For all that these games have in common with Breath of the Wild, two things stand out as differences. The first is that Breath of the Wild basically works, and has been executed with a degree of polish that reassures you that it isn’t about to implode. That might sound a little glib, but it’s a key point of divergence from Ultima Underworld and its legacy. Many of the most beloved PC games of all time stared up at their gorgeous dreams from the buggy and crash-prone gutter. There’s something romantic about their recurring tragic unfinished-ness, but the romance wears off. Nintendo enters this space as the straight-edge artist that you resent at first but whose stability and consistency is needed. The immersive sim, gaming’s White Album, had been getting by on a string of John Lennons and George Harrisons. It needed a Paul McCartney.
The second major difference, and perhaps the most obvious, is the type of story that Breath of the Wild tells and how it tells it. From System Shock to Far Cry 2 and Skyrim, simulation has traditionally been employed in service of a serious, detailed narrative. Although these games are often platforms for strong writing, this has always created a disconnect to one degree or another. The freedom that Dishonored affords its player allows it to act as an intelligent fable about abuse of power: but it also means that it is sometimes a game about eating a lot of eels, and sometimes a game about seeing if you can topple a tyrant by throwing a dog at him. Its strengths can create weaknesses in that regard.
By contrast Breath of the Wild is a fairytale and happy to be one. It has a huge, evocative world, a sense of humour, and a plot that fits on a page. Nintendo abdicates the narrative aspect of the immersive sim’s traditional vaunting ambition, but this feels a little like wisdom. A lighter tone suits the immersive sim, whose best moments have always traditionally revolved around something falling off something else. There’s a degree to which these developers have always been trying to write a Neal Stephenson novel using only Tom and Jerry’s vocabulary – of course it would be clear-thinking Nintendo that eventually came along and just made a cartoon instead.
Breath of the Wild doesn’t solve all of the immersive sim’s problems: the difficult matter of narrative is still worth tackling, and the attempt is still yielding fruit in the form of games like Firewatch and Gone Home. But what it does do, and what I find most heartening about it, is highlight everything that is wonderful about a game where a grenade can roll down a hill, or where a homemade fire arrow can imbue the player with a phenomenal sense of achievement while encouraging further playfulness.
In entering this design space Nintendo has made a resonant statement about their values as designers, and done much to ensure that these values get passed on to a new generation of players and hopefully a new generation of game creators too.

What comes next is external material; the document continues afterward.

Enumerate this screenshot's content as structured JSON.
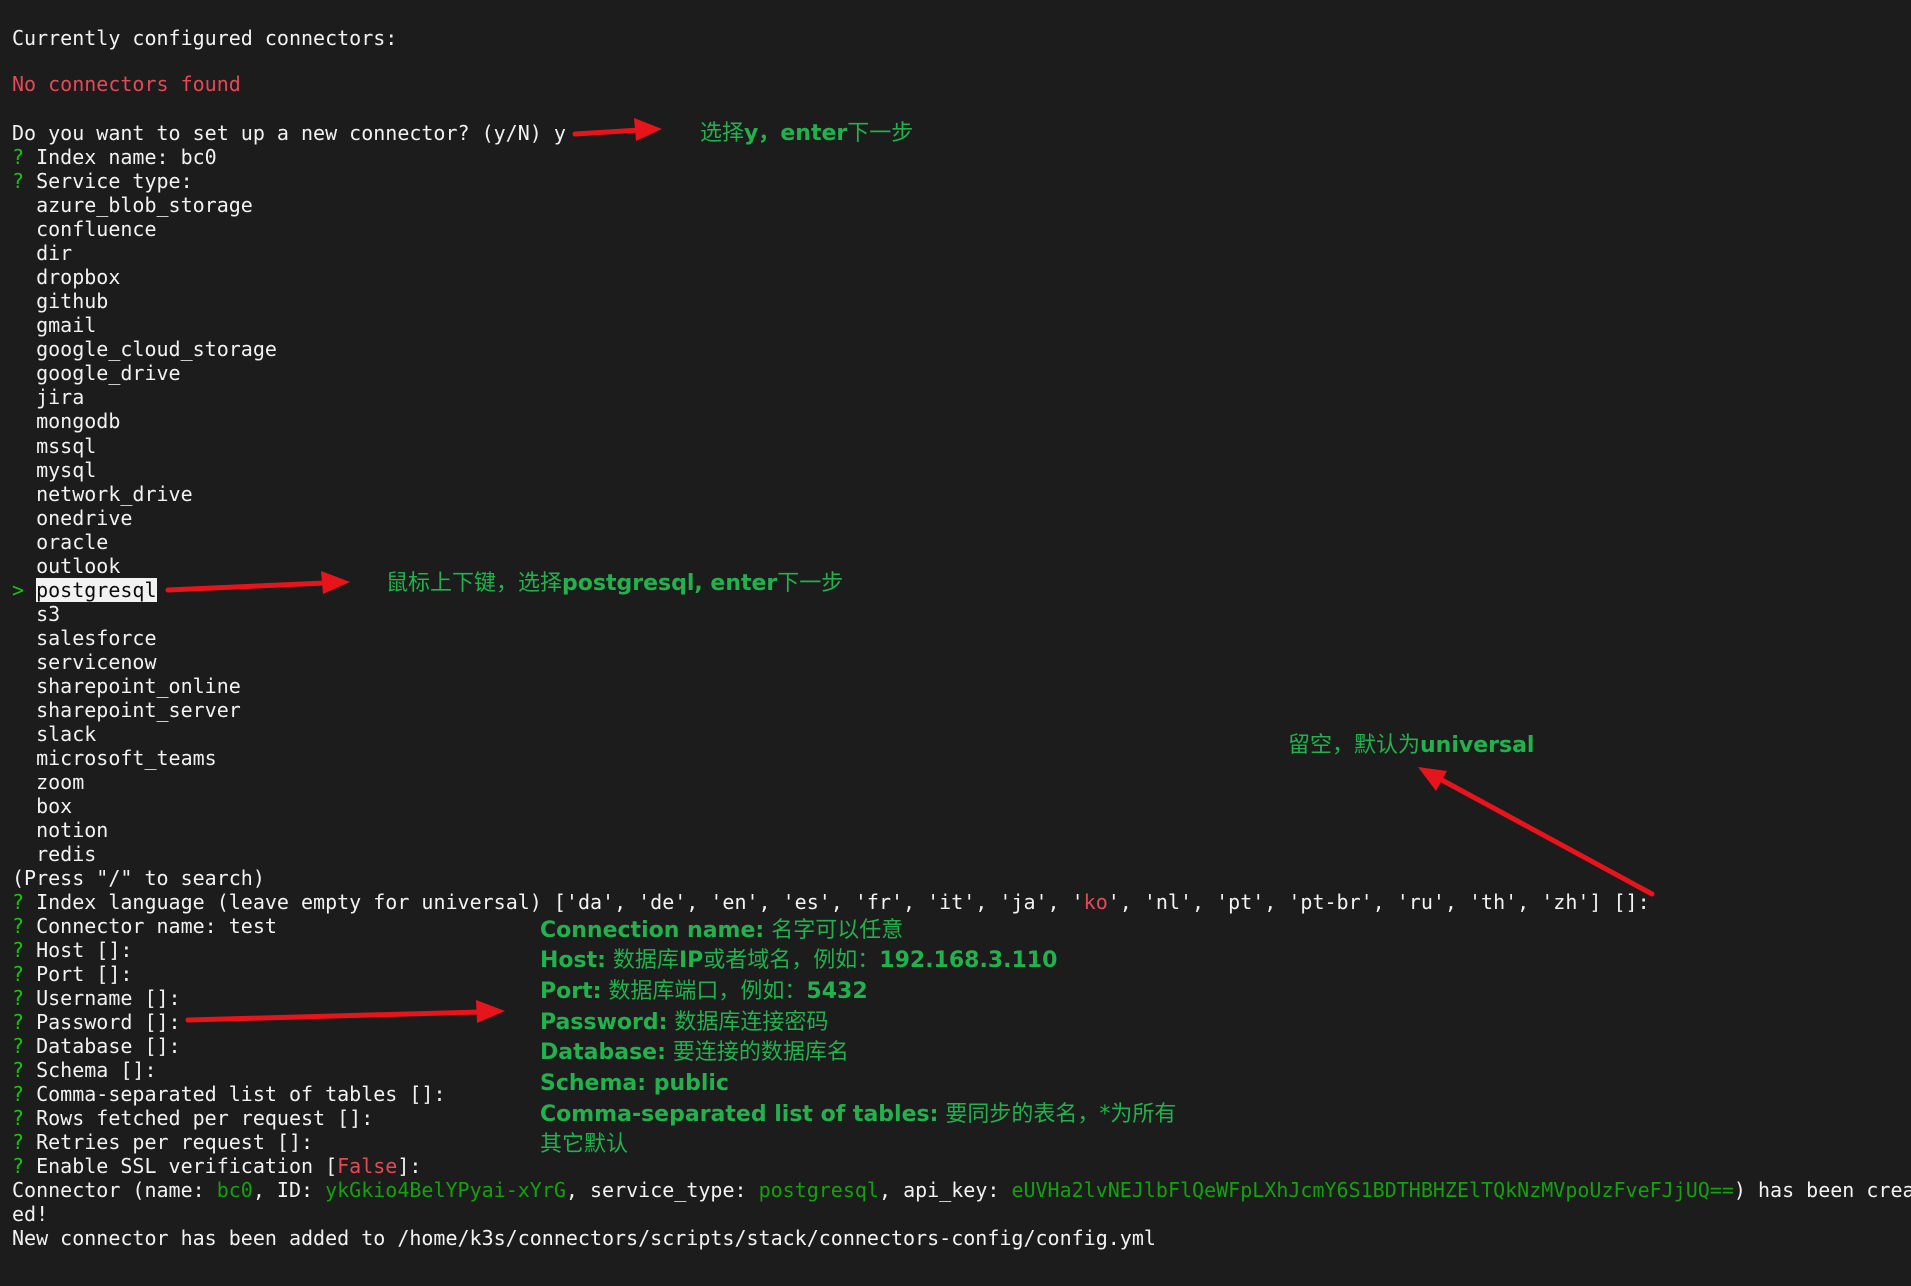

It seems obvious in hindsight, but a kid-friendly, staggeringly well-executed immersive sim is about the best thing that could have happened to the mainstream game industry in 2017. It’s one thing to think about how Breath of the Wild fits into the history of this ambitious form of play: it’ll be something else to watch it make that history in the years to come.